"My Child Hates Writing"
I hear this so often from parents. Why is this? That’s a conversation I love to have with teachers and colleagues whose writing instruction I truly respect. As my cohorts and I discuss the why of this phenomenon, we come to very similar conclusions: It’s the fear of failing at writing. The next question then becomes, how do we set young writers up for success? Writing for a grade is unavoidable and a bit scary especially when you’re just learning how to hold a pencil. Add to that encoding a language that you have spoken for your whole life and it could be downright intimidating. So, as parents, teachers, and coaches of young writers, why can’t we shift the initial focus of writing from perfecting spelling, grammar, and conventions of writing to the storytelling aspect? Thus, building on the strength of a known, child’s oral language, to build to the unknown of the written language. Grammar, spelling, and conventions of writing certainly need explicit instruction. I also believe that young writers would benefit from teaching within a context that allows for creativity and storytelling that truly matter to the child.

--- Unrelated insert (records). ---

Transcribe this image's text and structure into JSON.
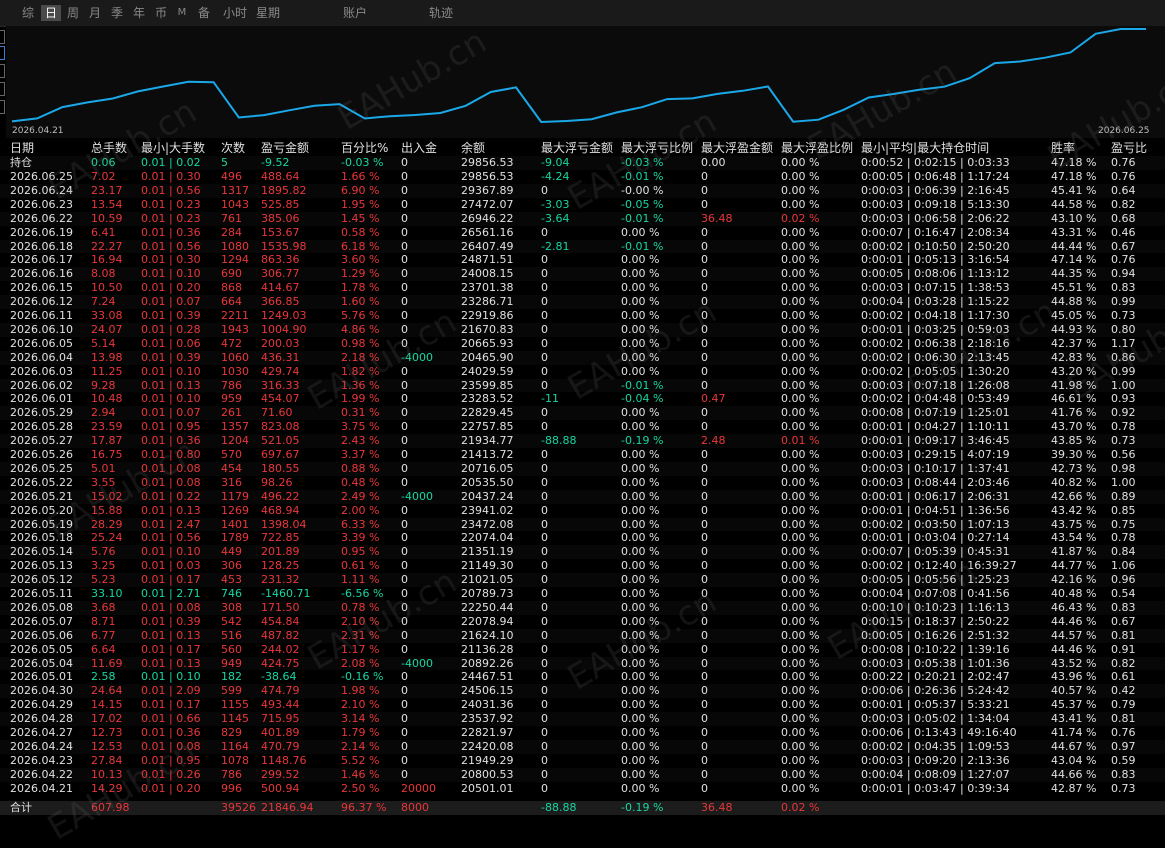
{
  "tabs": [
    {
      "label": "综",
      "active": false
    },
    {
      "label": "日",
      "active": true
    },
    {
      "label": "周",
      "active": false
    },
    {
      "label": "月",
      "active": false
    },
    {
      "label": "季",
      "active": false
    },
    {
      "label": "年",
      "active": false
    },
    {
      "label": "币",
      "active": false
    },
    {
      "label": "M",
      "active": false
    },
    {
      "label": "备",
      "active": false
    },
    {
      "label": "小时",
      "active": false
    },
    {
      "label": "星期",
      "active": false
    },
    {
      "label": "账户",
      "active": false
    },
    {
      "label": "轨迹",
      "active": false
    }
  ],
  "chart": {
    "start_date": "2026.04.21",
    "end_date": "2026.06.25",
    "line_color": "#1ba8e8"
  },
  "watermark": "EAHub.cn",
  "columns": {
    "date": "日期",
    "lots": "总手数",
    "minmax": "最小|大手数",
    "count": "次数",
    "pnl": "盈亏金额",
    "pct": "百分比%",
    "io": "出入金",
    "balance": "余额",
    "max_float_loss": "最大浮亏金额",
    "max_float_loss_pct": "最大浮亏比例",
    "max_float_profit": "最大浮盈金额",
    "max_float_profit_pct": "最大浮盈比例",
    "hold_time": "最小|平均|最大持仓时间",
    "win_rate": "胜率",
    "pl_ratio": "盈亏比"
  },
  "holding": {
    "date": "持仓",
    "lots": "0.06",
    "minmax": "0.01 | 0.02",
    "count": "5",
    "pnl": "-9.52",
    "pct": "-0.03 %",
    "io": "0",
    "balance": "29856.53",
    "mfl": "-9.04",
    "mflp": "-0.03 %",
    "mfp": "0.00",
    "mfpp": "0.00 %",
    "hold": "0:00:52 | 0:02:15 | 0:03:33",
    "win": "47.18 %",
    "ratio": "0.76"
  },
  "rows": [
    {
      "date": "2026.06.25",
      "lots": "7.02",
      "minmax": "0.01 | 0.30",
      "count": "496",
      "pnl": "488.64",
      "pct": "1.66 %",
      "io": "0",
      "balance": "29856.53",
      "mfl": "-4.24",
      "mflp": "-0.01 %",
      "mfp": "0",
      "mfpp": "0.00 %",
      "hold": "0:00:05 | 0:06:48 | 1:17:24",
      "win": "47.18 %",
      "ratio": "0.76"
    },
    {
      "date": "2026.06.24",
      "lots": "23.17",
      "minmax": "0.01 | 0.56",
      "count": "1317",
      "pnl": "1895.82",
      "pct": "6.90 %",
      "io": "0",
      "balance": "29367.89",
      "mfl": "0",
      "mflp": "-0.00 %",
      "mfp": "0",
      "mfpp": "0.00 %",
      "hold": "0:00:03 | 0:06:39 | 2:16:45",
      "win": "45.41 %",
      "ratio": "0.64"
    },
    {
      "date": "2026.06.23",
      "lots": "13.54",
      "minmax": "0.01 | 0.23",
      "count": "1043",
      "pnl": "525.85",
      "pct": "1.95 %",
      "io": "0",
      "balance": "27472.07",
      "mfl": "-3.03",
      "mflp": "-0.05 %",
      "mfp": "0",
      "mfpp": "0.00 %",
      "hold": "0:00:03 | 0:09:18 | 5:13:30",
      "win": "44.58 %",
      "ratio": "0.82"
    },
    {
      "date": "2026.06.22",
      "lots": "10.59",
      "minmax": "0.01 | 0.23",
      "count": "761",
      "pnl": "385.06",
      "pct": "1.45 %",
      "io": "0",
      "balance": "26946.22",
      "mfl": "-3.64",
      "mflp": "-0.01 %",
      "mfp": "36.48",
      "mfpp": "0.02 %",
      "hold": "0:00:03 | 0:06:58 | 2:06:22",
      "win": "43.10 %",
      "ratio": "0.68"
    },
    {
      "date": "2026.06.19",
      "lots": "6.41",
      "minmax": "0.01 | 0.36",
      "count": "284",
      "pnl": "153.67",
      "pct": "0.58 %",
      "io": "0",
      "balance": "26561.16",
      "mfl": "0",
      "mflp": "0.00 %",
      "mfp": "0",
      "mfpp": "0.00 %",
      "hold": "0:00:07 | 0:16:47 | 2:08:34",
      "win": "43.31 %",
      "ratio": "0.46"
    },
    {
      "date": "2026.06.18",
      "lots": "22.27",
      "minmax": "0.01 | 0.56",
      "count": "1080",
      "pnl": "1535.98",
      "pct": "6.18 %",
      "io": "0",
      "balance": "26407.49",
      "mfl": "-2.81",
      "mflp": "-0.01 %",
      "mfp": "0",
      "mfpp": "0.00 %",
      "hold": "0:00:02 | 0:10:50 | 2:50:20",
      "win": "44.44 %",
      "ratio": "0.67"
    },
    {
      "date": "2026.06.17",
      "lots": "16.94",
      "minmax": "0.01 | 0.30",
      "count": "1294",
      "pnl": "863.36",
      "pct": "3.60 %",
      "io": "0",
      "balance": "24871.51",
      "mfl": "0",
      "mflp": "0.00 %",
      "mfp": "0",
      "mfpp": "0.00 %",
      "hold": "0:00:01 | 0:05:13 | 3:16:54",
      "win": "47.14 %",
      "ratio": "0.76"
    },
    {
      "date": "2026.06.16",
      "lots": "8.08",
      "minmax": "0.01 | 0.10",
      "count": "690",
      "pnl": "306.77",
      "pct": "1.29 %",
      "io": "0",
      "balance": "24008.15",
      "mfl": "0",
      "mflp": "0.00 %",
      "mfp": "0",
      "mfpp": "0.00 %",
      "hold": "0:00:05 | 0:08:06 | 1:13:12",
      "win": "44.35 %",
      "ratio": "0.94"
    },
    {
      "date": "2026.06.15",
      "lots": "10.50",
      "minmax": "0.01 | 0.20",
      "count": "868",
      "pnl": "414.67",
      "pct": "1.78 %",
      "io": "0",
      "balance": "23701.38",
      "mfl": "0",
      "mflp": "0.00 %",
      "mfp": "0",
      "mfpp": "0.00 %",
      "hold": "0:00:03 | 0:07:15 | 1:38:53",
      "win": "45.51 %",
      "ratio": "0.83"
    },
    {
      "date": "2026.06.12",
      "lots": "7.24",
      "minmax": "0.01 | 0.07",
      "count": "664",
      "pnl": "366.85",
      "pct": "1.60 %",
      "io": "0",
      "balance": "23286.71",
      "mfl": "0",
      "mflp": "0.00 %",
      "mfp": "0",
      "mfpp": "0.00 %",
      "hold": "0:00:04 | 0:03:28 | 1:15:22",
      "win": "44.88 %",
      "ratio": "0.99"
    },
    {
      "date": "2026.06.11",
      "lots": "33.08",
      "minmax": "0.01 | 0.39",
      "count": "2211",
      "pnl": "1249.03",
      "pct": "5.76 %",
      "io": "0",
      "balance": "22919.86",
      "mfl": "0",
      "mflp": "0.00 %",
      "mfp": "0",
      "mfpp": "0.00 %",
      "hold": "0:00:02 | 0:04:18 | 1:17:30",
      "win": "45.05 %",
      "ratio": "0.73"
    },
    {
      "date": "2026.06.10",
      "lots": "24.07",
      "minmax": "0.01 | 0.28",
      "count": "1943",
      "pnl": "1004.90",
      "pct": "4.86 %",
      "io": "0",
      "balance": "21670.83",
      "mfl": "0",
      "mflp": "0.00 %",
      "mfp": "0",
      "mfpp": "0.00 %",
      "hold": "0:00:01 | 0:03:25 | 0:59:03",
      "win": "44.93 %",
      "ratio": "0.80"
    },
    {
      "date": "2026.06.05",
      "lots": "5.14",
      "minmax": "0.01 | 0.06",
      "count": "472",
      "pnl": "200.03",
      "pct": "0.98 %",
      "io": "0",
      "balance": "20665.93",
      "mfl": "0",
      "mflp": "0.00 %",
      "mfp": "0",
      "mfpp": "0.00 %",
      "hold": "0:00:02 | 0:06:38 | 2:18:16",
      "win": "42.37 %",
      "ratio": "1.17"
    },
    {
      "date": "2026.06.04",
      "lots": "13.98",
      "minmax": "0.01 | 0.39",
      "count": "1060",
      "pnl": "436.31",
      "pct": "2.18 %",
      "io": "-4000",
      "balance": "20465.90",
      "mfl": "0",
      "mflp": "0.00 %",
      "mfp": "0",
      "mfpp": "0.00 %",
      "hold": "0:00:02 | 0:06:30 | 2:13:45",
      "win": "42.83 %",
      "ratio": "0.86"
    },
    {
      "date": "2026.06.03",
      "lots": "11.25",
      "minmax": "0.01 | 0.10",
      "count": "1030",
      "pnl": "429.74",
      "pct": "1.82 %",
      "io": "0",
      "balance": "24029.59",
      "mfl": "0",
      "mflp": "0.00 %",
      "mfp": "0",
      "mfpp": "0.00 %",
      "hold": "0:00:02 | 0:05:05 | 1:30:20",
      "win": "43.20 %",
      "ratio": "0.99"
    },
    {
      "date": "2026.06.02",
      "lots": "9.28",
      "minmax": "0.01 | 0.13",
      "count": "786",
      "pnl": "316.33",
      "pct": "1.36 %",
      "io": "0",
      "balance": "23599.85",
      "mfl": "0",
      "mflp": "-0.01 %",
      "mfp": "0",
      "mfpp": "0.00 %",
      "hold": "0:00:03 | 0:07:18 | 1:26:08",
      "win": "41.98 %",
      "ratio": "1.00"
    },
    {
      "date": "2026.06.01",
      "lots": "10.48",
      "minmax": "0.01 | 0.10",
      "count": "959",
      "pnl": "454.07",
      "pct": "1.99 %",
      "io": "0",
      "balance": "23283.52",
      "mfl": "-11",
      "mflp": "-0.04 %",
      "mfp": "0.47",
      "mfpp": "0.00 %",
      "hold": "0:00:02 | 0:04:48 | 0:53:49",
      "win": "46.61 %",
      "ratio": "0.93"
    },
    {
      "date": "2026.05.29",
      "lots": "2.94",
      "minmax": "0.01 | 0.07",
      "count": "261",
      "pnl": "71.60",
      "pct": "0.31 %",
      "io": "0",
      "balance": "22829.45",
      "mfl": "0",
      "mflp": "0.00 %",
      "mfp": "0",
      "mfpp": "0.00 %",
      "hold": "0:00:08 | 0:07:19 | 1:25:01",
      "win": "41.76 %",
      "ratio": "0.92"
    },
    {
      "date": "2026.05.28",
      "lots": "23.59",
      "minmax": "0.01 | 0.95",
      "count": "1357",
      "pnl": "823.08",
      "pct": "3.75 %",
      "io": "0",
      "balance": "22757.85",
      "mfl": "0",
      "mflp": "0.00 %",
      "mfp": "0",
      "mfpp": "0.00 %",
      "hold": "0:00:01 | 0:04:27 | 1:10:11",
      "win": "43.70 %",
      "ratio": "0.78"
    },
    {
      "date": "2026.05.27",
      "lots": "17.87",
      "minmax": "0.01 | 0.36",
      "count": "1204",
      "pnl": "521.05",
      "pct": "2.43 %",
      "io": "0",
      "balance": "21934.77",
      "mfl": "-88.88",
      "mflp": "-0.19 %",
      "mfp": "2.48",
      "mfpp": "0.01 %",
      "hold": "0:00:01 | 0:09:17 | 3:46:45",
      "win": "43.85 %",
      "ratio": "0.73"
    },
    {
      "date": "2026.05.26",
      "lots": "16.75",
      "minmax": "0.01 | 0.80",
      "count": "570",
      "pnl": "697.67",
      "pct": "3.37 %",
      "io": "0",
      "balance": "21413.72",
      "mfl": "0",
      "mflp": "0.00 %",
      "mfp": "0",
      "mfpp": "0.00 %",
      "hold": "0:00:03 | 0:29:15 | 4:07:19",
      "win": "39.30 %",
      "ratio": "0.56"
    },
    {
      "date": "2026.05.25",
      "lots": "5.01",
      "minmax": "0.01 | 0.08",
      "count": "454",
      "pnl": "180.55",
      "pct": "0.88 %",
      "io": "0",
      "balance": "20716.05",
      "mfl": "0",
      "mflp": "0.00 %",
      "mfp": "0",
      "mfpp": "0.00 %",
      "hold": "0:00:03 | 0:10:17 | 1:37:41",
      "win": "42.73 %",
      "ratio": "0.98"
    },
    {
      "date": "2026.05.22",
      "lots": "3.55",
      "minmax": "0.01 | 0.08",
      "count": "316",
      "pnl": "98.26",
      "pct": "0.48 %",
      "io": "0",
      "balance": "20535.50",
      "mfl": "0",
      "mflp": "0.00 %",
      "mfp": "0",
      "mfpp": "0.00 %",
      "hold": "0:00:03 | 0:08:44 | 2:03:46",
      "win": "40.82 %",
      "ratio": "1.00"
    },
    {
      "date": "2026.05.21",
      "lots": "15.02",
      "minmax": "0.01 | 0.22",
      "count": "1179",
      "pnl": "496.22",
      "pct": "2.49 %",
      "io": "-4000",
      "balance": "20437.24",
      "mfl": "0",
      "mflp": "0.00 %",
      "mfp": "0",
      "mfpp": "0.00 %",
      "hold": "0:00:01 | 0:06:17 | 2:06:31",
      "win": "42.66 %",
      "ratio": "0.89"
    },
    {
      "date": "2026.05.20",
      "lots": "15.88",
      "minmax": "0.01 | 0.13",
      "count": "1269",
      "pnl": "468.94",
      "pct": "2.00 %",
      "io": "0",
      "balance": "23941.02",
      "mfl": "0",
      "mflp": "0.00 %",
      "mfp": "0",
      "mfpp": "0.00 %",
      "hold": "0:00:01 | 0:04:51 | 1:36:56",
      "win": "43.42 %",
      "ratio": "0.85"
    },
    {
      "date": "2026.05.19",
      "lots": "28.29",
      "minmax": "0.01 | 2.47",
      "count": "1401",
      "pnl": "1398.04",
      "pct": "6.33 %",
      "io": "0",
      "balance": "23472.08",
      "mfl": "0",
      "mflp": "0.00 %",
      "mfp": "0",
      "mfpp": "0.00 %",
      "hold": "0:00:02 | 0:03:50 | 1:07:13",
      "win": "43.75 %",
      "ratio": "0.75"
    },
    {
      "date": "2026.05.18",
      "lots": "25.24",
      "minmax": "0.01 | 0.56",
      "count": "1789",
      "pnl": "722.85",
      "pct": "3.39 %",
      "io": "0",
      "balance": "22074.04",
      "mfl": "0",
      "mflp": "0.00 %",
      "mfp": "0",
      "mfpp": "0.00 %",
      "hold": "0:00:01 | 0:03:04 | 0:27:14",
      "win": "43.54 %",
      "ratio": "0.78"
    },
    {
      "date": "2026.05.14",
      "lots": "5.76",
      "minmax": "0.01 | 0.10",
      "count": "449",
      "pnl": "201.89",
      "pct": "0.95 %",
      "io": "0",
      "balance": "21351.19",
      "mfl": "0",
      "mflp": "0.00 %",
      "mfp": "0",
      "mfpp": "0.00 %",
      "hold": "0:00:07 | 0:05:39 | 0:45:31",
      "win": "41.87 %",
      "ratio": "0.84"
    },
    {
      "date": "2026.05.13",
      "lots": "3.25",
      "minmax": "0.01 | 0.03",
      "count": "306",
      "pnl": "128.25",
      "pct": "0.61 %",
      "io": "0",
      "balance": "21149.30",
      "mfl": "0",
      "mflp": "0.00 %",
      "mfp": "0",
      "mfpp": "0.00 %",
      "hold": "0:00:02 | 0:12:40 | 16:39:27",
      "win": "44.77 %",
      "ratio": "1.06"
    },
    {
      "date": "2026.05.12",
      "lots": "5.23",
      "minmax": "0.01 | 0.17",
      "count": "453",
      "pnl": "231.32",
      "pct": "1.11 %",
      "io": "0",
      "balance": "21021.05",
      "mfl": "0",
      "mflp": "0.00 %",
      "mfp": "0",
      "mfpp": "0.00 %",
      "hold": "0:00:05 | 0:05:56 | 1:25:23",
      "win": "42.16 %",
      "ratio": "0.96"
    },
    {
      "date": "2026.05.11",
      "lots": "33.10",
      "minmax": "0.01 | 2.71",
      "count": "746",
      "pnl": "-1460.71",
      "pct": "-6.56 %",
      "io": "0",
      "balance": "20789.73",
      "mfl": "0",
      "mflp": "0.00 %",
      "mfp": "0",
      "mfpp": "0.00 %",
      "hold": "0:00:04 | 0:07:08 | 0:41:56",
      "win": "40.48 %",
      "ratio": "0.54"
    },
    {
      "date": "2026.05.08",
      "lots": "3.68",
      "minmax": "0.01 | 0.08",
      "count": "308",
      "pnl": "171.50",
      "pct": "0.78 %",
      "io": "0",
      "balance": "22250.44",
      "mfl": "0",
      "mflp": "0.00 %",
      "mfp": "0",
      "mfpp": "0.00 %",
      "hold": "0:00:10 | 0:10:23 | 1:16:13",
      "win": "46.43 %",
      "ratio": "0.83"
    },
    {
      "date": "2026.05.07",
      "lots": "8.71",
      "minmax": "0.01 | 0.39",
      "count": "542",
      "pnl": "454.84",
      "pct": "2.10 %",
      "io": "0",
      "balance": "22078.94",
      "mfl": "0",
      "mflp": "0.00 %",
      "mfp": "0",
      "mfpp": "0.00 %",
      "hold": "0:00:15 | 0:18:37 | 2:50:22",
      "win": "44.46 %",
      "ratio": "0.67"
    },
    {
      "date": "2026.05.06",
      "lots": "6.77",
      "minmax": "0.01 | 0.13",
      "count": "516",
      "pnl": "487.82",
      "pct": "2.31 %",
      "io": "0",
      "balance": "21624.10",
      "mfl": "0",
      "mflp": "0.00 %",
      "mfp": "0",
      "mfpp": "0.00 %",
      "hold": "0:00:05 | 0:16:26 | 2:51:32",
      "win": "44.57 %",
      "ratio": "0.81"
    },
    {
      "date": "2026.05.05",
      "lots": "6.64",
      "minmax": "0.01 | 0.17",
      "count": "560",
      "pnl": "244.02",
      "pct": "1.17 %",
      "io": "0",
      "balance": "21136.28",
      "mfl": "0",
      "mflp": "0.00 %",
      "mfp": "0",
      "mfpp": "0.00 %",
      "hold": "0:00:08 | 0:10:22 | 1:39:16",
      "win": "44.46 %",
      "ratio": "0.91"
    },
    {
      "date": "2026.05.04",
      "lots": "11.69",
      "minmax": "0.01 | 0.13",
      "count": "949",
      "pnl": "424.75",
      "pct": "2.08 %",
      "io": "-4000",
      "balance": "20892.26",
      "mfl": "0",
      "mflp": "0.00 %",
      "mfp": "0",
      "mfpp": "0.00 %",
      "hold": "0:00:03 | 0:05:38 | 1:01:36",
      "win": "43.52 %",
      "ratio": "0.82"
    },
    {
      "date": "2026.05.01",
      "lots": "2.58",
      "minmax": "0.01 | 0.10",
      "count": "182",
      "pnl": "-38.64",
      "pct": "-0.16 %",
      "io": "0",
      "balance": "24467.51",
      "mfl": "0",
      "mflp": "0.00 %",
      "mfp": "0",
      "mfpp": "0.00 %",
      "hold": "0:00:22 | 0:20:21 | 2:02:47",
      "win": "43.96 %",
      "ratio": "0.61"
    },
    {
      "date": "2026.04.30",
      "lots": "24.64",
      "minmax": "0.01 | 2.09",
      "count": "599",
      "pnl": "474.79",
      "pct": "1.98 %",
      "io": "0",
      "balance": "24506.15",
      "mfl": "0",
      "mflp": "0.00 %",
      "mfp": "0",
      "mfpp": "0.00 %",
      "hold": "0:00:06 | 0:26:36 | 5:24:42",
      "win": "40.57 %",
      "ratio": "0.42"
    },
    {
      "date": "2026.04.29",
      "lots": "14.15",
      "minmax": "0.01 | 0.17",
      "count": "1155",
      "pnl": "493.44",
      "pct": "2.10 %",
      "io": "0",
      "balance": "24031.36",
      "mfl": "0",
      "mflp": "0.00 %",
      "mfp": "0",
      "mfpp": "0.00 %",
      "hold": "0:00:01 | 0:05:37 | 5:33:21",
      "win": "45.37 %",
      "ratio": "0.79"
    },
    {
      "date": "2026.04.28",
      "lots": "17.02",
      "minmax": "0.01 | 0.66",
      "count": "1145",
      "pnl": "715.95",
      "pct": "3.14 %",
      "io": "0",
      "balance": "23537.92",
      "mfl": "0",
      "mflp": "0.00 %",
      "mfp": "0",
      "mfpp": "0.00 %",
      "hold": "0:00:03 | 0:05:02 | 1:34:04",
      "win": "43.41 %",
      "ratio": "0.81"
    },
    {
      "date": "2026.04.27",
      "lots": "12.73",
      "minmax": "0.01 | 0.36",
      "count": "829",
      "pnl": "401.89",
      "pct": "1.79 %",
      "io": "0",
      "balance": "22821.97",
      "mfl": "0",
      "mflp": "0.00 %",
      "mfp": "0",
      "mfpp": "0.00 %",
      "hold": "0:00:06 | 0:13:43 | 49:16:40",
      "win": "41.74 %",
      "ratio": "0.76"
    },
    {
      "date": "2026.04.24",
      "lots": "12.53",
      "minmax": "0.01 | 0.08",
      "count": "1164",
      "pnl": "470.79",
      "pct": "2.14 %",
      "io": "0",
      "balance": "22420.08",
      "mfl": "0",
      "mflp": "0.00 %",
      "mfp": "0",
      "mfpp": "0.00 %",
      "hold": "0:00:02 | 0:04:35 | 1:09:53",
      "win": "44.67 %",
      "ratio": "0.97"
    },
    {
      "date": "2026.04.23",
      "lots": "27.84",
      "minmax": "0.01 | 0.95",
      "count": "1078",
      "pnl": "1148.76",
      "pct": "5.52 %",
      "io": "0",
      "balance": "21949.29",
      "mfl": "0",
      "mflp": "0.00 %",
      "mfp": "0",
      "mfpp": "0.00 %",
      "hold": "0:00:03 | 0:09:20 | 2:13:36",
      "win": "43.04 %",
      "ratio": "0.59"
    },
    {
      "date": "2026.04.22",
      "lots": "10.13",
      "minmax": "0.01 | 0.26",
      "count": "786",
      "pnl": "299.52",
      "pct": "1.46 %",
      "io": "0",
      "balance": "20800.53",
      "mfl": "0",
      "mflp": "0.00 %",
      "mfp": "0",
      "mfpp": "0.00 %",
      "hold": "0:00:04 | 0:08:09 | 1:27:07",
      "win": "44.66 %",
      "ratio": "0.83"
    },
    {
      "date": "2026.04.21",
      "lots": "14.29",
      "minmax": "0.01 | 0.20",
      "count": "996",
      "pnl": "500.94",
      "pct": "2.50 %",
      "io": "20000",
      "balance": "20501.01",
      "mfl": "0",
      "mflp": "0.00 %",
      "mfp": "0",
      "mfpp": "0.00 %",
      "hold": "0:00:01 | 0:03:47 | 0:39:34",
      "win": "42.87 %",
      "ratio": "0.73"
    }
  ],
  "total": {
    "date": "合计",
    "lots": "607.98",
    "minmax": "",
    "count": "39526",
    "pnl": "21846.94",
    "pct": "96.37 %",
    "io": "8000",
    "balance": "",
    "mfl": "-88.88",
    "mflp": "-0.19 %",
    "mfp": "36.48",
    "mfpp": "0.02 %",
    "hold": "",
    "win": "",
    "ratio": ""
  },
  "colors": {
    "profit": "#e8373b",
    "loss": "#18d6a0",
    "text": "#e0e0e0",
    "curve": "#1ba8e8"
  }
}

This most specifically applies to our youngest writers. Kindergarteners and First Graders need to love writing, then we will see greater progress in mastering the conventions of writing. The conventions of writing are so black and white. You’re either right or you’re wrong. To help the child feel comfortable enough to take a risk, we need to give them a little gray area. To give them a chance to safely fail before asking them for high-stakes mastery. The learning is in the struggle. Success comes from learning.